Task item:
Each entry that follows is to be duplicated exactly, without its images.

* * * * * * * * *

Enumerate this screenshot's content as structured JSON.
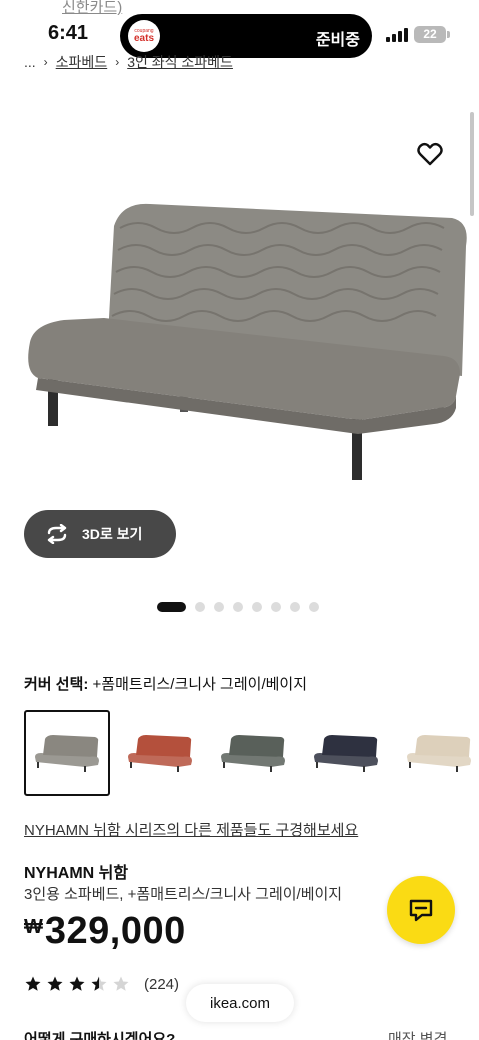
{
  "peek": {
    "text": "신한카드)"
  },
  "status_bar": {
    "time": "6:41",
    "island_logo_small": "coupang",
    "island_logo_big": "eats",
    "island_status": "준비중",
    "battery": "22"
  },
  "breadcrumb": {
    "ellipsis": "...",
    "items": [
      "소파베드",
      "3인 좌식 소파베드"
    ]
  },
  "product_image": {
    "alt": "NYHAMN 뉘함 3인용 소파베드 그레이/베이지"
  },
  "view3d": {
    "label": "3D로 보기"
  },
  "carousel": {
    "total": 8,
    "active": 1
  },
  "cover": {
    "label": "커버 선택:",
    "value": "+폼매트리스/크니사 그레이/베이지"
  },
  "swatches": [
    {
      "color": "#8a8780",
      "name": "grey-beige",
      "selected": true
    },
    {
      "color": "#b4503c",
      "name": "red",
      "selected": false
    },
    {
      "color": "#59605a",
      "name": "dark-grey-green",
      "selected": false
    },
    {
      "color": "#2e3140",
      "name": "dark-blue",
      "selected": false
    },
    {
      "color": "#ddd0bb",
      "name": "beige",
      "selected": false
    }
  ],
  "series_link": "NYHAMN 뉘함 시리즈의 다른 제품들도 구경해보세요",
  "product": {
    "name": "NYHAMN 뉘함",
    "description": "3인용 소파베드, +폼매트리스/크니사 그레이/베이지",
    "currency": "₩",
    "price": "329,000"
  },
  "rating": {
    "stars": 3.5,
    "max": 5,
    "count": "(224)"
  },
  "url_bar": {
    "text": "ikea.com"
  },
  "bottom": {
    "left": "어떻게 구매하시겠어요?",
    "right": "매장 변경"
  },
  "colors": {
    "accent_yellow": "#fadb14",
    "button_dark": "#484848"
  }
}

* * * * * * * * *

Exercise answer:
Enumerate this screenshot's content as structured JSON.
{
  "peek": {
    "text": "신한카드)"
  },
  "status_bar": {
    "time": "6:41",
    "island_logo_small": "coupang",
    "island_logo_big": "eats",
    "island_status": "준비중",
    "battery": "22"
  },
  "breadcrumb": {
    "ellipsis": "...",
    "items": [
      "소파베드",
      "3인 좌식 소파베드"
    ]
  },
  "product_image": {
    "alt": "NYHAMN 뉘함 3인용 소파베드 그레이/베이지"
  },
  "view3d": {
    "label": "3D로 보기"
  },
  "carousel": {
    "total": 8,
    "active": 1
  },
  "cover": {
    "label": "커버 선택:",
    "value": "+폼매트리스/크니사 그레이/베이지"
  },
  "swatches": [
    {
      "color": "#8a8780",
      "name": "grey-beige",
      "selected": true
    },
    {
      "color": "#b4503c",
      "name": "red",
      "selected": false
    },
    {
      "color": "#59605a",
      "name": "dark-grey-green",
      "selected": false
    },
    {
      "color": "#2e3140",
      "name": "dark-blue",
      "selected": false
    },
    {
      "color": "#ddd0bb",
      "name": "beige",
      "selected": false
    }
  ],
  "series_link": "NYHAMN 뉘함 시리즈의 다른 제품들도 구경해보세요",
  "product": {
    "name": "NYHAMN 뉘함",
    "description": "3인용 소파베드, +폼매트리스/크니사 그레이/베이지",
    "currency": "₩",
    "price": "329,000"
  },
  "rating": {
    "stars": 3.5,
    "max": 5,
    "count": "(224)"
  },
  "url_bar": {
    "text": "ikea.com"
  },
  "bottom": {
    "left": "어떻게 구매하시겠어요?",
    "right": "매장 변경"
  },
  "colors": {
    "accent_yellow": "#fadb14",
    "button_dark": "#484848"
  }
}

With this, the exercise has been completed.